Scan the records for "JSON" and copy each line that contains it.

------ Extracted material

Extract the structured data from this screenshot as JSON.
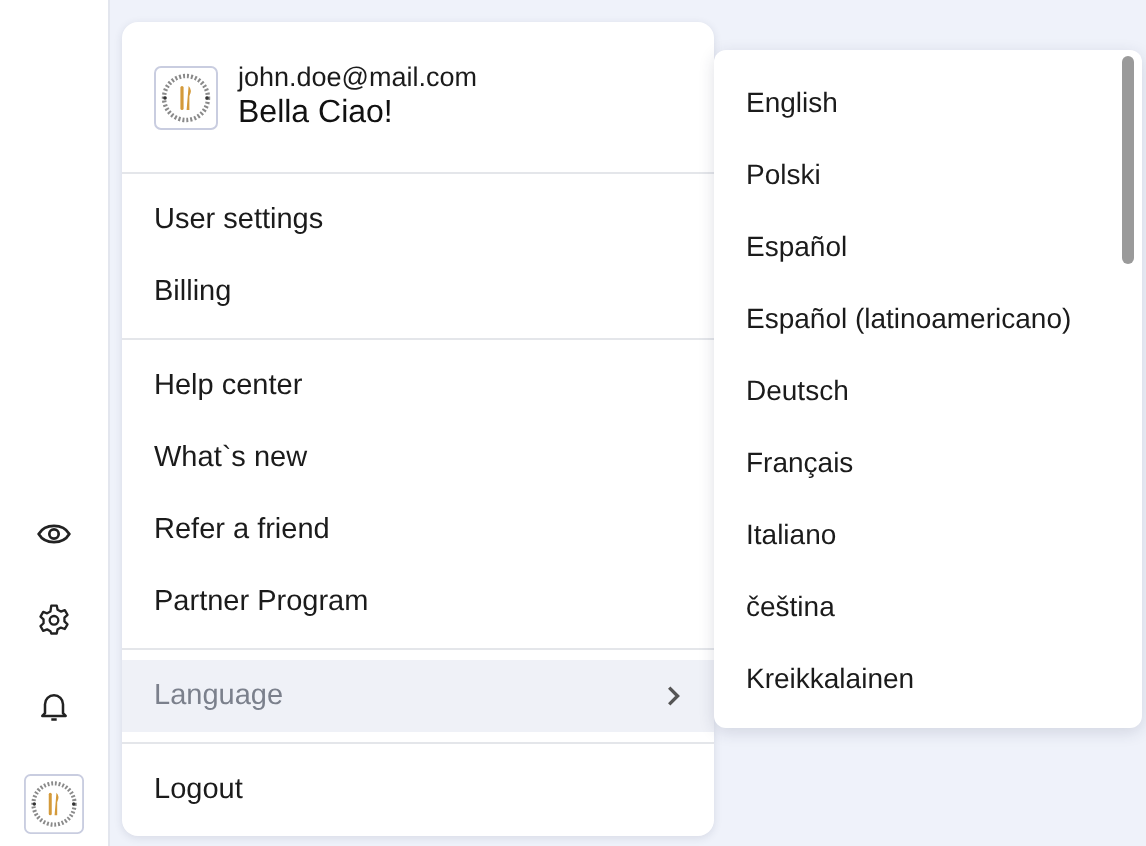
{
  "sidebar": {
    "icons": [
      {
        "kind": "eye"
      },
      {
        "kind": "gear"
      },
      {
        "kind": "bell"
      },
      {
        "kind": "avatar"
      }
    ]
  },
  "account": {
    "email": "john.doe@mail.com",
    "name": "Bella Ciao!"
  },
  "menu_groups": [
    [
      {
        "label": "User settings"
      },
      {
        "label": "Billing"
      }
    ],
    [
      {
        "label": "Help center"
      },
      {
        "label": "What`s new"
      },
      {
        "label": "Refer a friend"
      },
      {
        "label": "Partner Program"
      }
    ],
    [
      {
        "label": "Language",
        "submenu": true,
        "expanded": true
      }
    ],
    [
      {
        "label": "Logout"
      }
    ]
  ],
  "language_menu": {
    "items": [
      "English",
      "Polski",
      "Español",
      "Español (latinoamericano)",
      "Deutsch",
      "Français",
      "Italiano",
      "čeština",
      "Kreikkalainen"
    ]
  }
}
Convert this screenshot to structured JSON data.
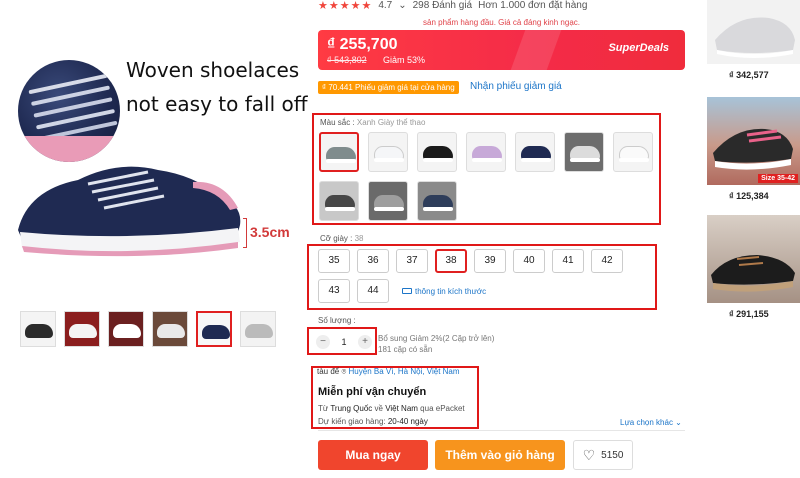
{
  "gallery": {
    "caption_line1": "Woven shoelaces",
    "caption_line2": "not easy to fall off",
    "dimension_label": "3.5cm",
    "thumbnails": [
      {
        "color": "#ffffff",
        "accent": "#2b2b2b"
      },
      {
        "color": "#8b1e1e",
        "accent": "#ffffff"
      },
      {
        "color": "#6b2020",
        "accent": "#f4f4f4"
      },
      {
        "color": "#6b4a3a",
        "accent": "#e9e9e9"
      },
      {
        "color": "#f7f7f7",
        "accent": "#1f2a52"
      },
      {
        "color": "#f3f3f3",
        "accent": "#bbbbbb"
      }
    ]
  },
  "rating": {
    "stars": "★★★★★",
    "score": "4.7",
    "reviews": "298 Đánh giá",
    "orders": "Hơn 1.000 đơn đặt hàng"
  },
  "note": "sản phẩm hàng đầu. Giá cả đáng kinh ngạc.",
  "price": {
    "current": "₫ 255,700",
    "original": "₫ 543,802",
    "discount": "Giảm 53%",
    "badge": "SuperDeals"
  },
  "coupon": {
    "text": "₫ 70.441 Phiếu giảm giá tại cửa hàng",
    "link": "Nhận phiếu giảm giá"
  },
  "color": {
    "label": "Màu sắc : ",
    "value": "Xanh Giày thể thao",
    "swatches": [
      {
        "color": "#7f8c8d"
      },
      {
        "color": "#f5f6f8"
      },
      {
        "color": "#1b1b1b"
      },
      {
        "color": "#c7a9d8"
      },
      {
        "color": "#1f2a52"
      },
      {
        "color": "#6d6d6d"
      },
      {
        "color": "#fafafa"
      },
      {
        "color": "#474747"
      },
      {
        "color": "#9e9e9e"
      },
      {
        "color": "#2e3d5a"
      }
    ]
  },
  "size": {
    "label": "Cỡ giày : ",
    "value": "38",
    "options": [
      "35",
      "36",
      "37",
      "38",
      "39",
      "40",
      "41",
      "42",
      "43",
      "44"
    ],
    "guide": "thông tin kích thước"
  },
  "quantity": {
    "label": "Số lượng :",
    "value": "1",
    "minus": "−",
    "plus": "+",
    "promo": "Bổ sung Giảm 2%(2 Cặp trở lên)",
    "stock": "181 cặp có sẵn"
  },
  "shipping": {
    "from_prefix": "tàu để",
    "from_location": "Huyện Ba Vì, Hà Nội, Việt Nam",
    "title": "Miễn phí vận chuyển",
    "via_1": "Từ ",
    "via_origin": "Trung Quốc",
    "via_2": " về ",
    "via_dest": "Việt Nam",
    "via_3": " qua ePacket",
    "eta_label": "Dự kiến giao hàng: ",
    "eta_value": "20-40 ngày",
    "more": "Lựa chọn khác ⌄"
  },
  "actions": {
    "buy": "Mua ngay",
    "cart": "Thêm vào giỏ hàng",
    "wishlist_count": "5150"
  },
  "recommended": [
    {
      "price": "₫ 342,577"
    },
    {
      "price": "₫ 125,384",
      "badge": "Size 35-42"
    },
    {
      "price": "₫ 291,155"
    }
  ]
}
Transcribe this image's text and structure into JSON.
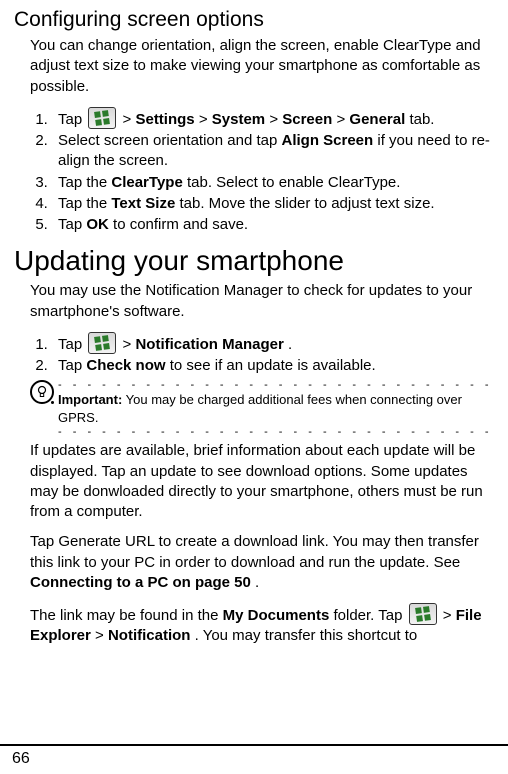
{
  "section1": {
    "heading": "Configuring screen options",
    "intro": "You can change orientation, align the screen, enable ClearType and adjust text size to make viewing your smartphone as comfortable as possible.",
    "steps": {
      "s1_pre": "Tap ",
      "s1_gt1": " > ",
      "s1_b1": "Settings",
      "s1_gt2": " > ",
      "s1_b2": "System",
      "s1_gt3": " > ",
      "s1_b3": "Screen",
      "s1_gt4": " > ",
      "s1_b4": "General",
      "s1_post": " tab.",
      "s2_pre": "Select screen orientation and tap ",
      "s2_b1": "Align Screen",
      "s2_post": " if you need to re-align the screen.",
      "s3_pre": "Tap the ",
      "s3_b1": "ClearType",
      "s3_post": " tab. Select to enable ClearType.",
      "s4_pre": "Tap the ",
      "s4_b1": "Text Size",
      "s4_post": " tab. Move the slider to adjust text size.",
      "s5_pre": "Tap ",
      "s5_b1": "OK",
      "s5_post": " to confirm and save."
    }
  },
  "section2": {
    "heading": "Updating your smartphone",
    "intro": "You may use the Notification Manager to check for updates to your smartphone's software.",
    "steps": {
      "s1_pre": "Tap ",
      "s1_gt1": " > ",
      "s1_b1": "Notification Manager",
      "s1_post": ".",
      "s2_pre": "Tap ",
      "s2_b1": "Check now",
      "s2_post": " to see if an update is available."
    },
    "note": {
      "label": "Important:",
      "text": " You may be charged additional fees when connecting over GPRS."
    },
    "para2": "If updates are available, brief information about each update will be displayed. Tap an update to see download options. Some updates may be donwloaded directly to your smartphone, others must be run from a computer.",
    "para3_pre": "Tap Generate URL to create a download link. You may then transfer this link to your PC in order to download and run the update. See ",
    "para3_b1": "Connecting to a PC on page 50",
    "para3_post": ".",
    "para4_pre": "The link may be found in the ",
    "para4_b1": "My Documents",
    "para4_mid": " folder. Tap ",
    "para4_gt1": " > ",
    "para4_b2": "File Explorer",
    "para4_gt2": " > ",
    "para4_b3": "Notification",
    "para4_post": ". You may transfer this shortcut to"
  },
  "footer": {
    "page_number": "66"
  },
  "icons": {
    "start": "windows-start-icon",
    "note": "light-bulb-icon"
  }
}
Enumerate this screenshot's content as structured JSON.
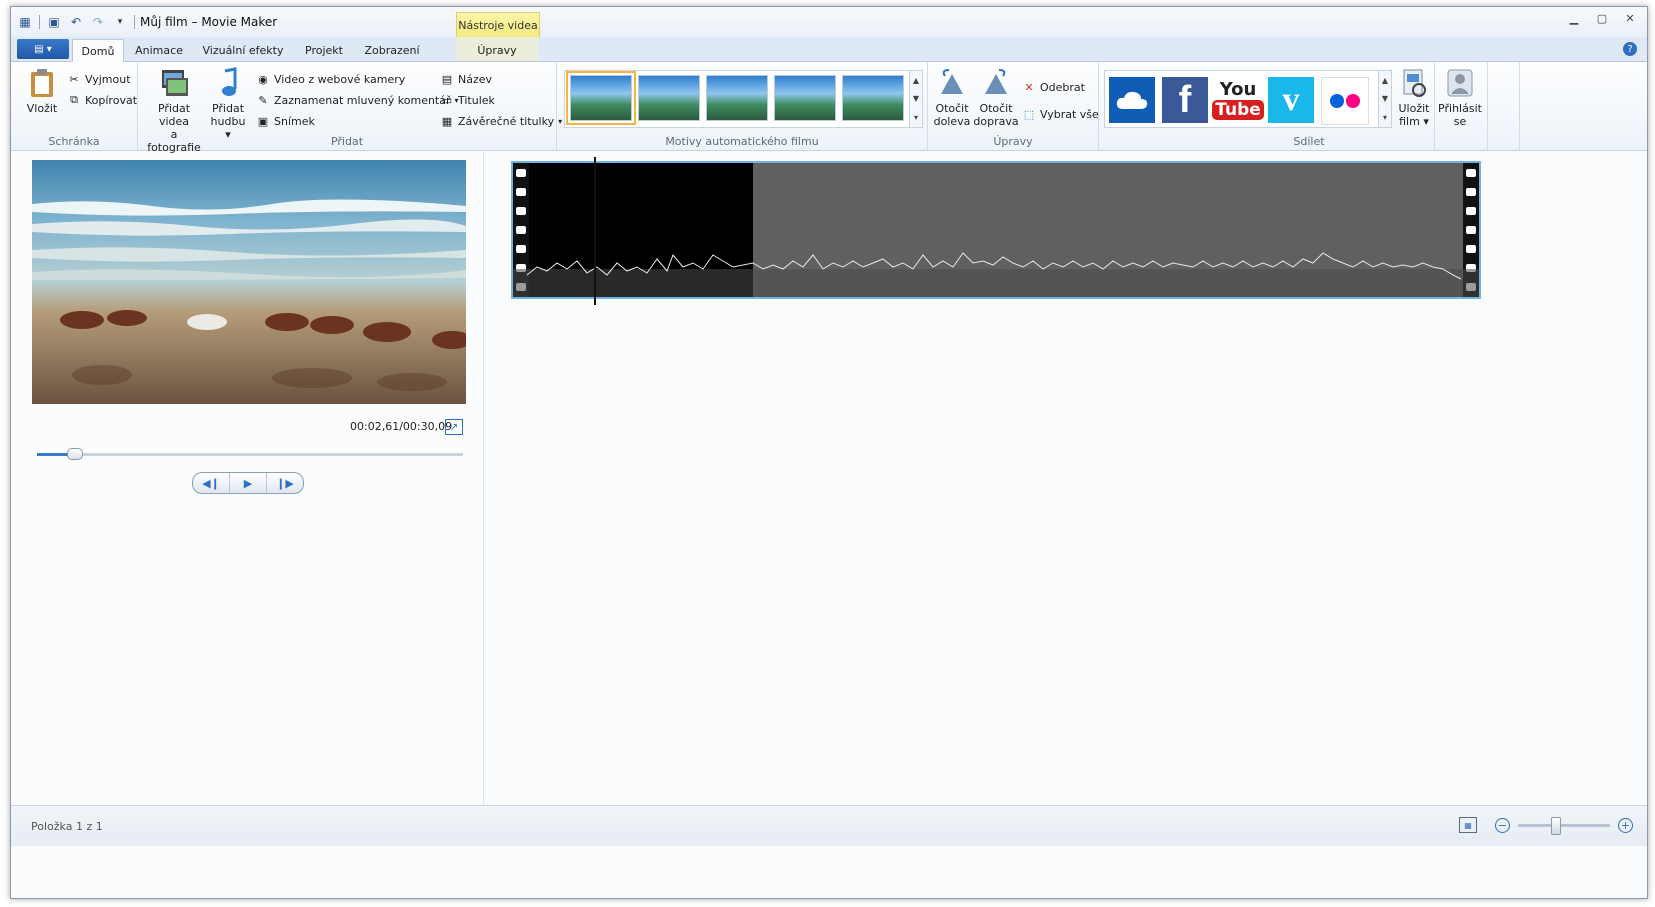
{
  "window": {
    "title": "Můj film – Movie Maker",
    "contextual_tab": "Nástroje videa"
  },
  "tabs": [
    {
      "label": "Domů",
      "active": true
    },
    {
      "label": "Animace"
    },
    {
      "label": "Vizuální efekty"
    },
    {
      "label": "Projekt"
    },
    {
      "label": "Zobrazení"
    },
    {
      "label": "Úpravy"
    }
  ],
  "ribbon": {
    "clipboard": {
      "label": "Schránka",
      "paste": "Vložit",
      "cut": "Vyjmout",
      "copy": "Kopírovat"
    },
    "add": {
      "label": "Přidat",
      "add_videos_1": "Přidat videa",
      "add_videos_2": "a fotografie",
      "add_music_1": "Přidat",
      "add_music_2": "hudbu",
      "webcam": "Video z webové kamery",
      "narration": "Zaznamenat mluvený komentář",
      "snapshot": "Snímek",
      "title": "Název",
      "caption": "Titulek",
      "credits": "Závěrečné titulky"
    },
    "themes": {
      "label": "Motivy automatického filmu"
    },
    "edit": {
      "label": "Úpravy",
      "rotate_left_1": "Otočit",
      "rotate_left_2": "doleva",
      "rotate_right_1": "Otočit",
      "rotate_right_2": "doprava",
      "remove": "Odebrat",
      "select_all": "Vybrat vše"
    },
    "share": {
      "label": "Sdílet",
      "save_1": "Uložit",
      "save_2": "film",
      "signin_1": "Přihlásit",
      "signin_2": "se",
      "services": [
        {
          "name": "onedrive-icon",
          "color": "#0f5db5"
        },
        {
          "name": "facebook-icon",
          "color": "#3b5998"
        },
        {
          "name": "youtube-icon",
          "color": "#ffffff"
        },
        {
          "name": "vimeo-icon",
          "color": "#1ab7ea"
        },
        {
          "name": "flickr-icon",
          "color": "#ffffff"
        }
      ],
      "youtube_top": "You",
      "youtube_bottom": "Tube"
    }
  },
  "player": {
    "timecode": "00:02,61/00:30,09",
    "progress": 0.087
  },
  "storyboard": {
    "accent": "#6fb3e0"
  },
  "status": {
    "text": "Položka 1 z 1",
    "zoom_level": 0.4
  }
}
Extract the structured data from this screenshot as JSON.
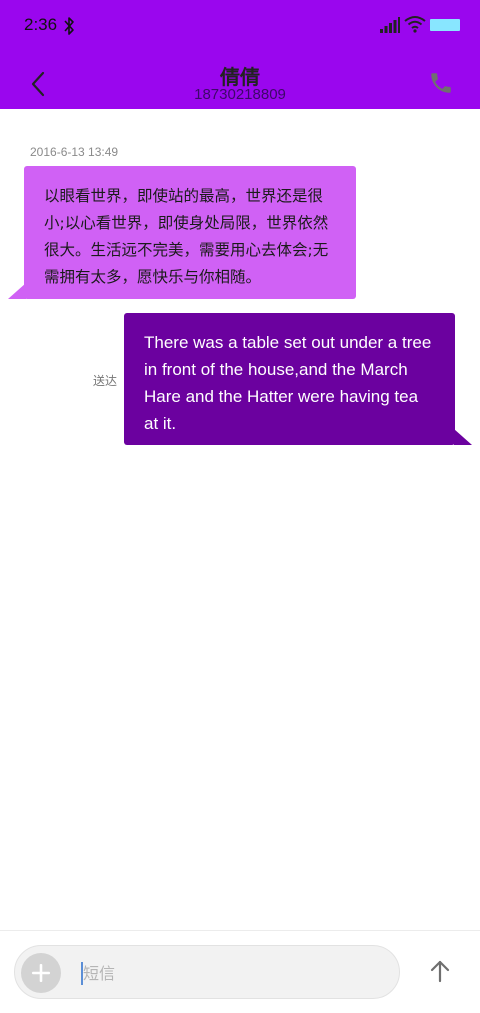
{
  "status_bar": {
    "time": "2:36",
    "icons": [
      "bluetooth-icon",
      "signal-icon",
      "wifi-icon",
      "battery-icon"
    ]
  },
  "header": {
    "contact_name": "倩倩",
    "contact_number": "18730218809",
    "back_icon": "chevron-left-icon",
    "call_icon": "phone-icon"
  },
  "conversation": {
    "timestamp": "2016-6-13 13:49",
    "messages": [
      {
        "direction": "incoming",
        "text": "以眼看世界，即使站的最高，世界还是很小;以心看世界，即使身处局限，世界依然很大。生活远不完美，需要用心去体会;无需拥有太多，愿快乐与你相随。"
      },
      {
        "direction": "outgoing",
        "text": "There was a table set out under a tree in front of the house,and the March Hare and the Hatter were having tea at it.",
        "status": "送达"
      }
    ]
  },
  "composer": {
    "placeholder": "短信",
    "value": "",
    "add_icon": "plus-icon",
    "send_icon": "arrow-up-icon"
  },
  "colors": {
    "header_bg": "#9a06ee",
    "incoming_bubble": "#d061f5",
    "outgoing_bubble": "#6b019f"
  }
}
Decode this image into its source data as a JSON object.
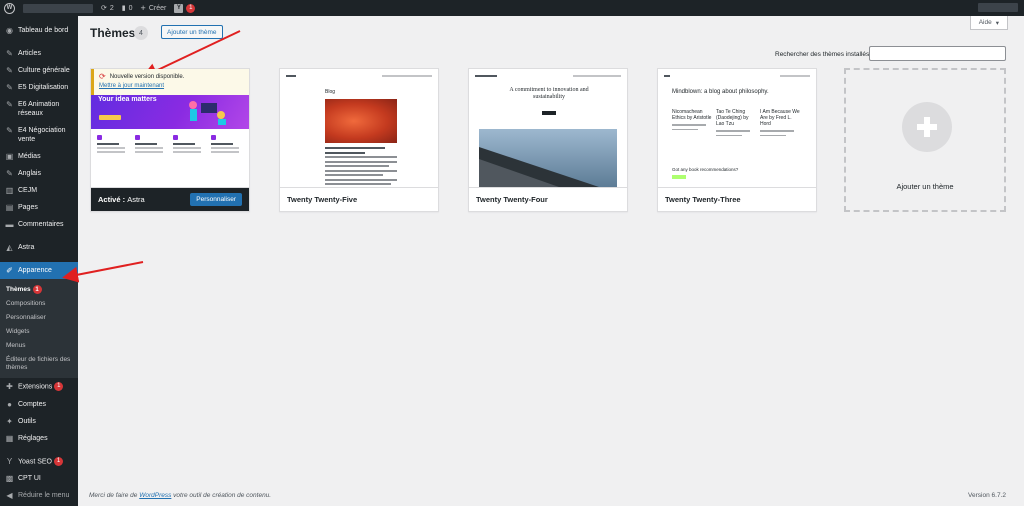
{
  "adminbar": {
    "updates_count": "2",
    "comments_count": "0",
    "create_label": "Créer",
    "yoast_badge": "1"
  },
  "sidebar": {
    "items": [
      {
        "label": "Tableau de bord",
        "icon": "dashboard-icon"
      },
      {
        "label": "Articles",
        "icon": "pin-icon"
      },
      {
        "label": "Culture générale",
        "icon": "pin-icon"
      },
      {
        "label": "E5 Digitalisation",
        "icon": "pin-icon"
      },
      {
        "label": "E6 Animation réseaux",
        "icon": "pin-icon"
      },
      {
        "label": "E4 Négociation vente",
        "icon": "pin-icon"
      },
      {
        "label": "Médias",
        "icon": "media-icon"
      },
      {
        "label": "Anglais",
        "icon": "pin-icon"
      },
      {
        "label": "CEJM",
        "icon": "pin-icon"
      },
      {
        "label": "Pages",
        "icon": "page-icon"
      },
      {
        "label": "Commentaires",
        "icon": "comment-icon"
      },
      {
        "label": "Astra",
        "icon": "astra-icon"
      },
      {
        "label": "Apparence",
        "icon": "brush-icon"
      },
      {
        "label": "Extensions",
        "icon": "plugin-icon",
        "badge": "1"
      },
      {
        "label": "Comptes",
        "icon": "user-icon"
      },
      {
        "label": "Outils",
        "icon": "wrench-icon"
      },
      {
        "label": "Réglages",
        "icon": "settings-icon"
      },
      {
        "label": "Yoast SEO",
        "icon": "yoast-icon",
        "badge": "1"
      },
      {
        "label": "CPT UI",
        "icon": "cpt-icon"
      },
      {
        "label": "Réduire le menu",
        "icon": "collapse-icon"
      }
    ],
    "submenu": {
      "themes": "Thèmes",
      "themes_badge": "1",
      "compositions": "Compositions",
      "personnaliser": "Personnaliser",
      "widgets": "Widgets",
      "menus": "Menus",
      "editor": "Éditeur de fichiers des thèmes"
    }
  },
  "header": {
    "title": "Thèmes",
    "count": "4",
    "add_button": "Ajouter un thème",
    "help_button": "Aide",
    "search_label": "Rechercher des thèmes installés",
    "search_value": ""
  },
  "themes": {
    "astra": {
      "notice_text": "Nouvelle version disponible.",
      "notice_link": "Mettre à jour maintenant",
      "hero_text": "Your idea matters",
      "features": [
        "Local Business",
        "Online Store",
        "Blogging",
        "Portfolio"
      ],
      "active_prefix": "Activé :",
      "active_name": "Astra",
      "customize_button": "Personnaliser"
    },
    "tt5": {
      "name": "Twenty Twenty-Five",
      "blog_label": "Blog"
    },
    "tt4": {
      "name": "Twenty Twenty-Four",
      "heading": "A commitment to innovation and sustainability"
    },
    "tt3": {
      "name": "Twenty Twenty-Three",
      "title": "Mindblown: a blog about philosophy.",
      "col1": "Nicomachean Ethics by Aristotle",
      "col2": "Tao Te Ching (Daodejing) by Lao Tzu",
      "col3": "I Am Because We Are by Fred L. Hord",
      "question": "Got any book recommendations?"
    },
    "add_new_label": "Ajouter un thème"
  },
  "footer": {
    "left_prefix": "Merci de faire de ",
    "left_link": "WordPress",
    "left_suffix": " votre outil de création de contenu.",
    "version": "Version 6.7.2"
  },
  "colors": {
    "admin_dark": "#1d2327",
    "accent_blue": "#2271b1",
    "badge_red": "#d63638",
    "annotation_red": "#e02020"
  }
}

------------

» **Task output**
Extract the structured data from this screenshot as JSON.
Convert this screenshot to structured JSON data.
Transcribe this image's text and structure into JSON.
Enumerate this screenshot's content as structured JSON.
Extract the structured data from this screenshot as JSON.
Decode this image into its source data as a JSON object.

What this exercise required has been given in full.